This section is from "The Horticulturist, And Journal Of Rural Art And Rural Taste", by P. Barry, A. J. Downing, J. Jay Smith, Peter B. Mead, F. W. Woodward, Henry T. Williams. Also available from Amazon: Horticulturist and Journal of Rural Art and Rural Taste.
When Flora has once smitten the heart of man at any period of his life, especially in his youth, and the force of circumstances carries him from those higher orders of her gorgeous attractions - when he has to bid adieu to those splendid temples at whose altar he has oft worshipped and contributed his mite, it is not time that can efface from the heart or the memory, the beautiful forms that have been presented at the shrine of the "fair god-dess".
No, not time, we say, for years may roll on - the physical system may droop, but the memory, ever fresh and green, revels in the reminiscences of the past, and the lovely forms spring into ideal life before him, and his heart gladdens at the appearance of some beauty long lost to his vision.
Thus we see before us the beautiful Luculia; and with all thy age, we "love thee still," Luculia gratissima!
Being suddenly aroused from this ideality with all the vivid splendor of this plant on our mind, we propose telling our amateur friends something about it; and giving our florists a hint in reference to its good qualifications as an attractive, ready-selling plant. Those unacquainted with this plant will be most likely to inquire, what is it like? Do you know the old and much esteemed "Hydrangea Hortensis? Yes. Well, it resembles that plant very much, with this exception: the texture of the foliage being much finer, and the color a lighter green; the large heads of flowers being of a lovely rose color, and highly fragrant.
To be able to appreciate this noble plant adequately, it is requisite to behold it in all its splendor; then the sight never can be forgotten. We remember once standing by the side of a most magnificent specimen, some eight feet high, and nearly as much in its diameter (at Chiswick), literally covered with its fragrant rose-colored blooms. We also recollect one of the fair sex taking particular notice of the various plants in passing the tables, till she came suddenly on our favorite, when all at once she threw up both her arms and exclaimed, "Oh 1 oh I is it possible, - can I believe my own eyes!" We expected she would have fainted with ecstacy. The Lu-culia has generally been considered difficult to propagate and flower; so has the Hydrangea as a pot bloomer; growing too large and oftentimes not flowering at all. This is the character it generally bears, but with our mode of management we never encountered this difficulty. For example, we have a number of the Hydrangeas growing in open borders: about the end of September take off the ends of the shoots that are well ripened, with the green foliage on, (three or four joints long), place them in a close frame with a little bottom heat, and in ten to twelve days they are struck; pot into three-inch pots, and when they fill these small pots with roots they drop the leaf.
They can be packed away through the winter similar to vines; not allowing them to get too dry, or they will die like anything else.
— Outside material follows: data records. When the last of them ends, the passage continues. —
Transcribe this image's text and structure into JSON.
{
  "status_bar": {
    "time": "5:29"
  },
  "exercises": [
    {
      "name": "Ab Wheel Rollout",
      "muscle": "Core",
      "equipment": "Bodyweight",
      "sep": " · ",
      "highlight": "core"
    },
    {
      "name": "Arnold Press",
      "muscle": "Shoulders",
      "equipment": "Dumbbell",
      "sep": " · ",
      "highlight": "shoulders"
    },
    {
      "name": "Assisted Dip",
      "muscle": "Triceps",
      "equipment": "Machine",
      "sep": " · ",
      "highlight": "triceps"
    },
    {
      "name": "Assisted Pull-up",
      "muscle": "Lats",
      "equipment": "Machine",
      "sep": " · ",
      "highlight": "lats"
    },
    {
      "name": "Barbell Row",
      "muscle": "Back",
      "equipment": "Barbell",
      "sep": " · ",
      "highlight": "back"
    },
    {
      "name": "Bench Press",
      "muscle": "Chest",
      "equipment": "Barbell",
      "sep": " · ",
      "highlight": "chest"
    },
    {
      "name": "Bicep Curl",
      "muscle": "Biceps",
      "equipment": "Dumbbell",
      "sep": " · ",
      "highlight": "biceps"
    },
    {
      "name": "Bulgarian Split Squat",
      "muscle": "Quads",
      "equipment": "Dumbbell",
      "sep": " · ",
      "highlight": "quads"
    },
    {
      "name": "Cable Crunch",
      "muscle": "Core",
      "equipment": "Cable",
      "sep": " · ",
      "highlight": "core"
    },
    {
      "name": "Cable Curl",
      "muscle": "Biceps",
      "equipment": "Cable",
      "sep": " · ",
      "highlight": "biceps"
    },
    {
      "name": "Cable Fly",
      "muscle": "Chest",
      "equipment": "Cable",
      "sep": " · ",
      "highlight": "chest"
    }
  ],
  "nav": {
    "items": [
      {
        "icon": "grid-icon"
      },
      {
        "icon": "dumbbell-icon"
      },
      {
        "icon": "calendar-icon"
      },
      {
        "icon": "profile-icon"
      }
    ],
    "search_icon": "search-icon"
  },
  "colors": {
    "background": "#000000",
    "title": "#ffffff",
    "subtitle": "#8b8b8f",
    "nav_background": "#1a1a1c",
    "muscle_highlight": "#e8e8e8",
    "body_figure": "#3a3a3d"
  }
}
In the spring when you require to start them, bring out to the light, and give a good soaking of water; do not re-pot, but let them grow in the small pot that they were stored away in through the winter, and generally at the second or third new wood joint they will show the bloom heads; then repot into a five or six-inch pot, as you please, and make the compost just as rich as it is possible, and afterwards water with plenty of good guano (if such a thing is to be got); and the ultimate of this process will be heads of flowers measuring twelve to fifteen inches over, on plants in five-inch pots a little over twelve inches in height. When the soil is strongly impregnated with iron, the color of the flower changes to blue. Iron filings mixed through the potting will answer the same purpose. Now, in. reference to the Luculia, the cuttings are managed in the same way, with this exception, that we keep them in a greenhouse through the winter on a shelf,' rather than a cellar or under a stage, as in the case of Hydrangeas.
There is another mode by which the Luculia is very easily propagated. Take frames, or pits, put in plenty of good compost, and plant out the Luculia, and as it grows, layer it, similar to the carnation, either in small pots plunged into the soil, or in the soil itself. They root in a very short time, can be taken up, potted into small pots and managed as the cuttings. The stool plant continues growing rapidly, yielding a fresh supply for layers. We have taken several hundred young plants in the season, from three or four stool plants in this way. They will also emit roots freely, if growing in a high moist temperature, by notching the branches, tying moss on the parts and keeping it moist. They strike freely into the moss. This of course is only another method of layering. The two plants grown and flowered together in this way form a charming sight, and command a ready sale.
Won't some of our florists try this modus operandi with the Luculia and the Hydrangea?